Input:
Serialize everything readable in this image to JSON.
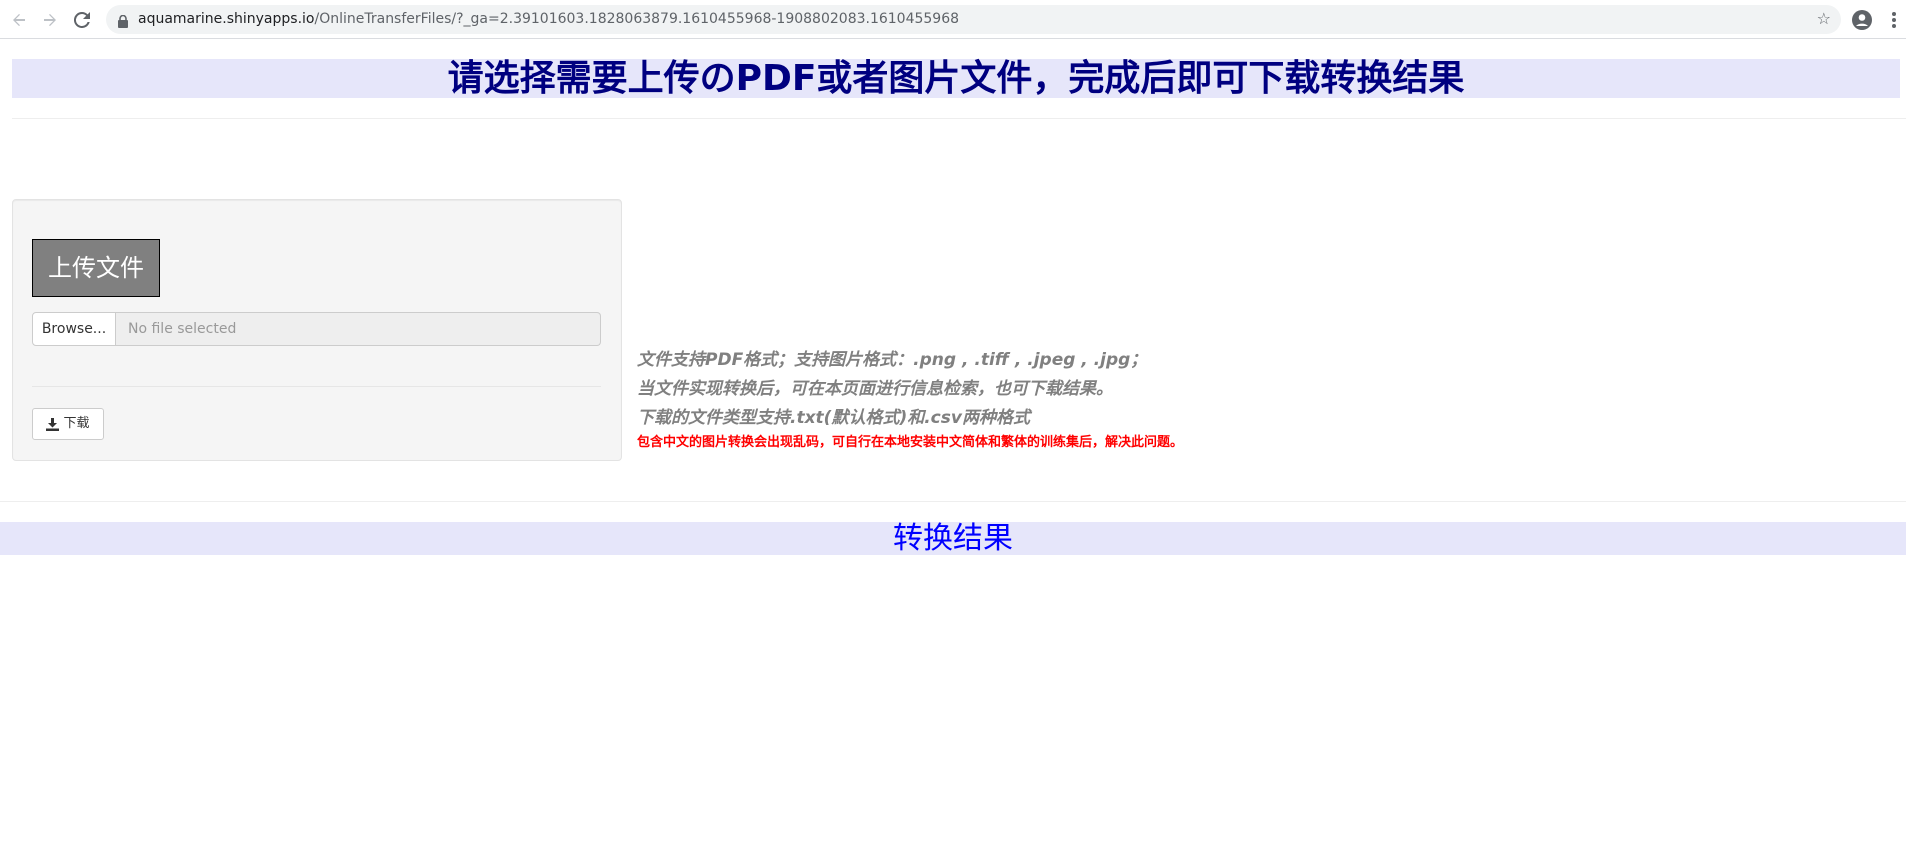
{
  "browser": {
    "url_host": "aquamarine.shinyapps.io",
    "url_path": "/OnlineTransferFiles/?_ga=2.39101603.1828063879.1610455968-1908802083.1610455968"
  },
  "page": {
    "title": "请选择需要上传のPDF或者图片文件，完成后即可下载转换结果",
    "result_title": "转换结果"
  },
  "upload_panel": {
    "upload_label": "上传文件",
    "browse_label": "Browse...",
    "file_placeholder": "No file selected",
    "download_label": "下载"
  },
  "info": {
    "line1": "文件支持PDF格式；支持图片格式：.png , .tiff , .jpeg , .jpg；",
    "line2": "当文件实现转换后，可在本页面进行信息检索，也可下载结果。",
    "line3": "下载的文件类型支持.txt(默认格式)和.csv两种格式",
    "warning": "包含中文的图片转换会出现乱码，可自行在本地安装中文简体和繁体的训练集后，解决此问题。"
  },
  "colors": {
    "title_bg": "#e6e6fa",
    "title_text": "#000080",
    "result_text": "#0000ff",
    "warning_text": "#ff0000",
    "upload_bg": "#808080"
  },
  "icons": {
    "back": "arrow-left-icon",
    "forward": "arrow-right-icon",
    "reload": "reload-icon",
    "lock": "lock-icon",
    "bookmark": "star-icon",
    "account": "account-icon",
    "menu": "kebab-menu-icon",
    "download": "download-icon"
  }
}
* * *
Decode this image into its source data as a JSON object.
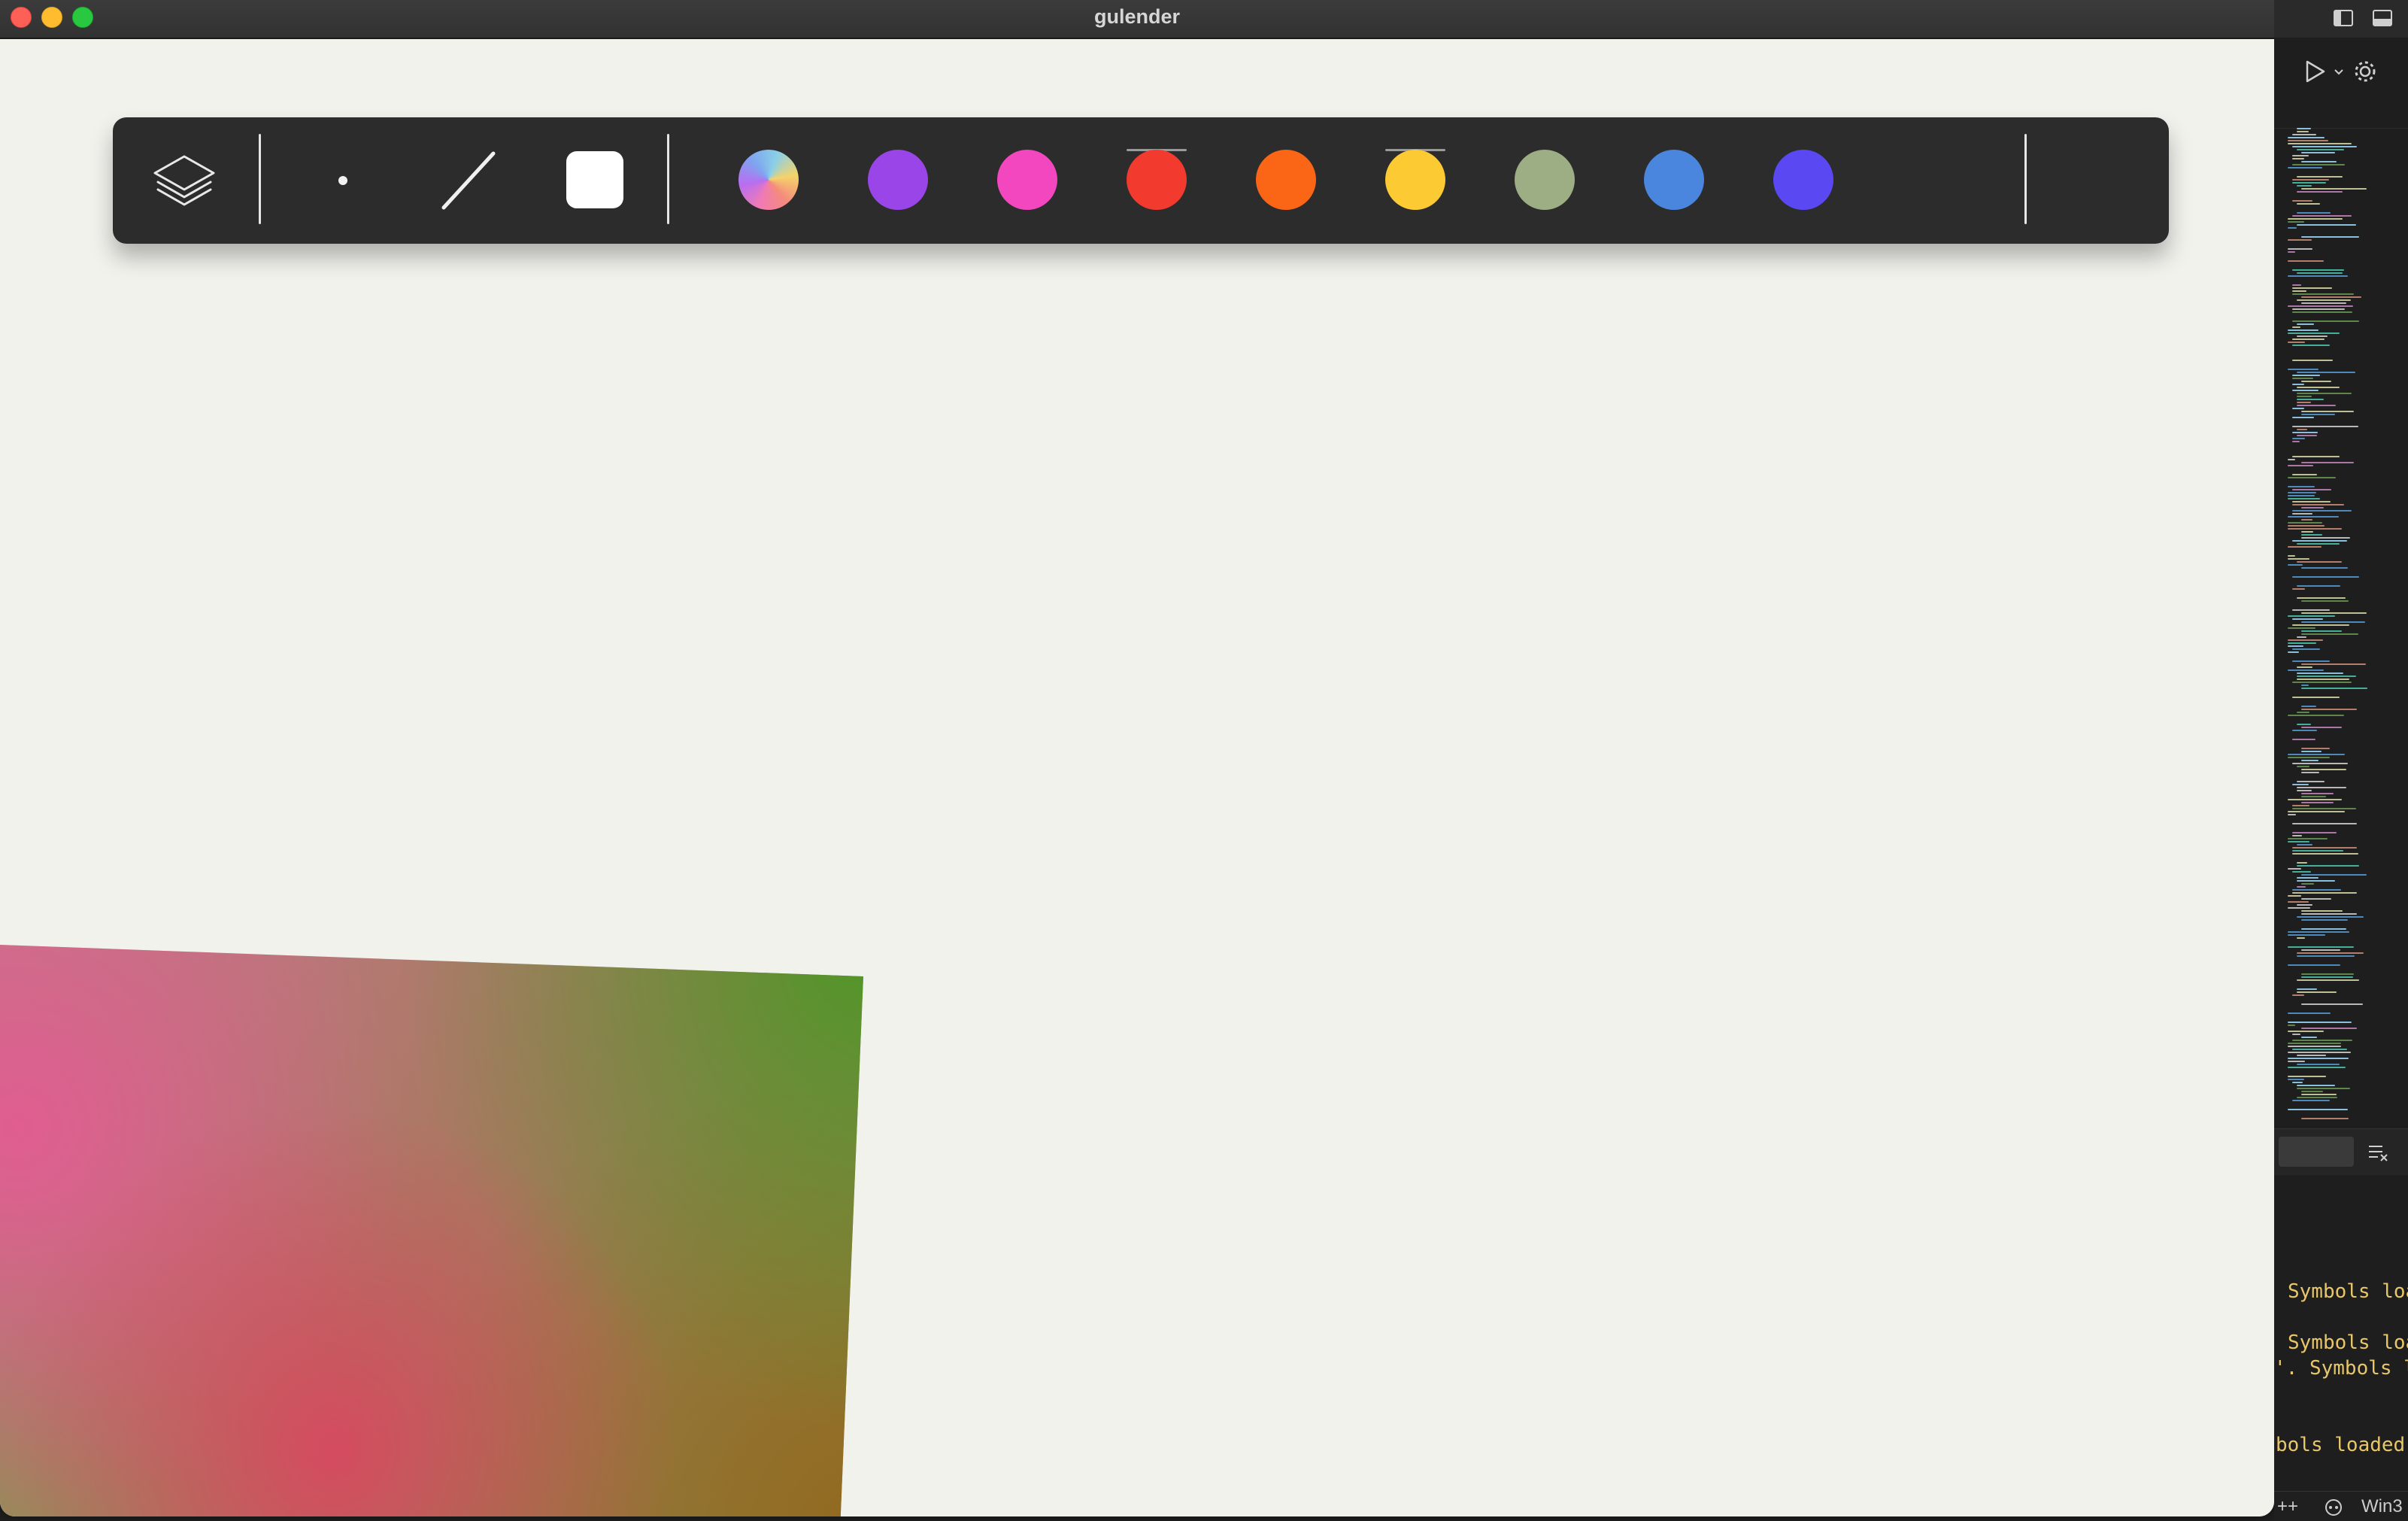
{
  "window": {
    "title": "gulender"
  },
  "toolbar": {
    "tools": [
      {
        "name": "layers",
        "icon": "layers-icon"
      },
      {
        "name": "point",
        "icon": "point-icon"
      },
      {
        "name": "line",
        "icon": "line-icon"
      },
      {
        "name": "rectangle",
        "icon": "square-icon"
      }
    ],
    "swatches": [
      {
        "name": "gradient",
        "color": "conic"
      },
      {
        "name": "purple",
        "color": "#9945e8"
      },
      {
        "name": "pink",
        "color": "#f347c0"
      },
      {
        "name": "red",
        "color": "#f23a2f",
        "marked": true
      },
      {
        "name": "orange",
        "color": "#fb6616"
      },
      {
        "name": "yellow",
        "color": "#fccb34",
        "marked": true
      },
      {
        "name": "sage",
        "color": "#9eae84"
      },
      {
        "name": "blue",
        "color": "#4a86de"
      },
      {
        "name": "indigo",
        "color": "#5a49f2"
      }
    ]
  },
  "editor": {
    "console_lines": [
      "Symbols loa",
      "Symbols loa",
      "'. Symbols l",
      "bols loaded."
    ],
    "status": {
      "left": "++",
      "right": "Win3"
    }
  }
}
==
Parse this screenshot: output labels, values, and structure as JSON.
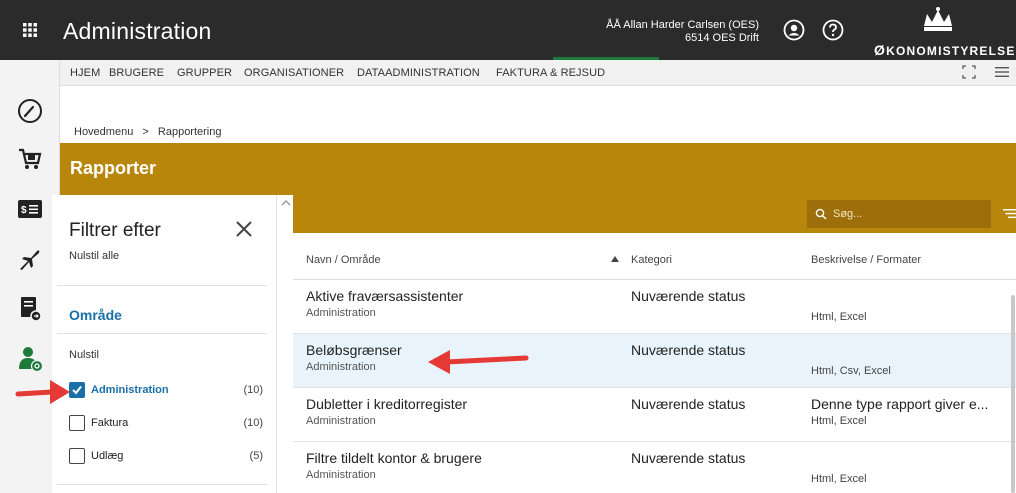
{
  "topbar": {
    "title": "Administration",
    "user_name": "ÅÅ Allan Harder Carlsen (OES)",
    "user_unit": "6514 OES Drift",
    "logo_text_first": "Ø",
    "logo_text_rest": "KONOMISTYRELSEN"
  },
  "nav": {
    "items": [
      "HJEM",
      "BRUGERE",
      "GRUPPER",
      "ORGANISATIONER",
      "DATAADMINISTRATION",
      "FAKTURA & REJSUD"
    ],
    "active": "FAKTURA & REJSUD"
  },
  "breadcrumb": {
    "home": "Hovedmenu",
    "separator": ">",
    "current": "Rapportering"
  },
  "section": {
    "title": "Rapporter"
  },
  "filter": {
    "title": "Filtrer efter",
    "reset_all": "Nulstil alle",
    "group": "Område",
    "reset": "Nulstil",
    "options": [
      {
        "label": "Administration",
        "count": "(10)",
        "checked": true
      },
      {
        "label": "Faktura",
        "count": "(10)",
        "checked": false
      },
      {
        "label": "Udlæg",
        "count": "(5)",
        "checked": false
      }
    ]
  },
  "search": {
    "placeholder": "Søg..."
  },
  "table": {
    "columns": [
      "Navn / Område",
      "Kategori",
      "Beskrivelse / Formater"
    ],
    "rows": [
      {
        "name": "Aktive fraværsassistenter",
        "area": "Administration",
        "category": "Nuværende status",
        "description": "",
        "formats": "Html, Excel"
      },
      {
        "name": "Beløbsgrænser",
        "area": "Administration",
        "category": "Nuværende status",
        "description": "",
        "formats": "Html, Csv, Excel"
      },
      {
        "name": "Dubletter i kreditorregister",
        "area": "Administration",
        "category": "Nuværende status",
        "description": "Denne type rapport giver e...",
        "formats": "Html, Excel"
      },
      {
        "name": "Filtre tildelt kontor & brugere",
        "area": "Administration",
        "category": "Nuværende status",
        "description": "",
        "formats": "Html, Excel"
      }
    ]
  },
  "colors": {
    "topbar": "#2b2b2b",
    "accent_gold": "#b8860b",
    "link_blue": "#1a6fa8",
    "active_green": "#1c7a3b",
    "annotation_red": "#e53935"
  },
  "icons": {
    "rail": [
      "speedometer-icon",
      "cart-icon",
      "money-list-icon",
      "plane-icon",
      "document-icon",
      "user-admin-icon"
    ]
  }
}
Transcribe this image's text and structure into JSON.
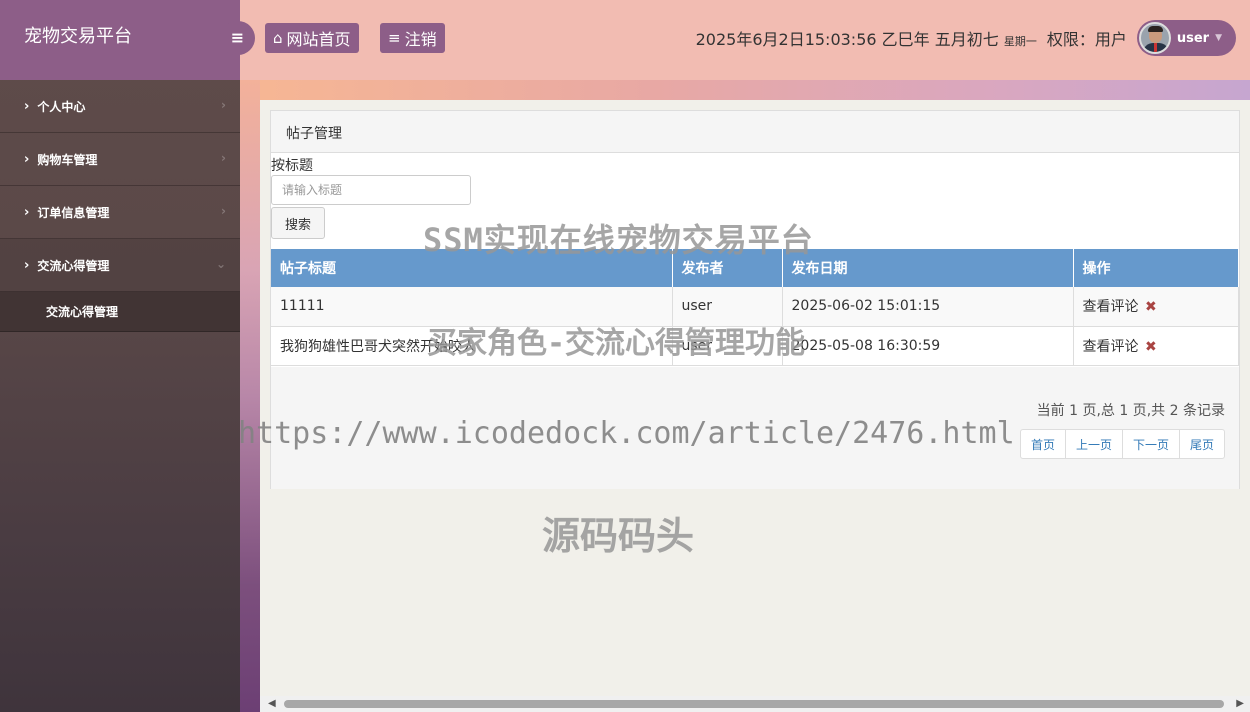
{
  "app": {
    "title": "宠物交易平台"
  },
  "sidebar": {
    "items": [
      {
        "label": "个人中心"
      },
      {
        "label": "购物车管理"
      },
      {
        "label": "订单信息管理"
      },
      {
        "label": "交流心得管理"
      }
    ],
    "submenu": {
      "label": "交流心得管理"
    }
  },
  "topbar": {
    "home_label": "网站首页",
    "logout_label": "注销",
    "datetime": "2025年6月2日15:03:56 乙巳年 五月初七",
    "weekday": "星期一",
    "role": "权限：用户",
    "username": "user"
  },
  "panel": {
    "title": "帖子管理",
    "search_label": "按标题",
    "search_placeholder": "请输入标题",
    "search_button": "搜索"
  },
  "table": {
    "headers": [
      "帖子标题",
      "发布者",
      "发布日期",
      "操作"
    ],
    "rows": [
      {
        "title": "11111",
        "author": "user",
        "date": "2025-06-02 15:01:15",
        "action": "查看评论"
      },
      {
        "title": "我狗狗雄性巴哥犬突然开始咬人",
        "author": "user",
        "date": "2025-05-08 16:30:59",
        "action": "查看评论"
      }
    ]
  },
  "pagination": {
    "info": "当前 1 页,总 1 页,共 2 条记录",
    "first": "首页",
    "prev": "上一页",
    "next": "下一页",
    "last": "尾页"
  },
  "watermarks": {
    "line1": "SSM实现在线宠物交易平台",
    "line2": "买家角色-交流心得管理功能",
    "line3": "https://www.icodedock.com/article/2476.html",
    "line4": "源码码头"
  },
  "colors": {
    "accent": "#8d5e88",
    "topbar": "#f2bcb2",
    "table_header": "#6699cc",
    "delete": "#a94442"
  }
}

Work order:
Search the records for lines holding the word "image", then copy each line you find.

Reply:
Serialize everything readable in this image to JSON.
Decode this image into its source data as a JSON object.
Transcribe this image's text and structure into JSON.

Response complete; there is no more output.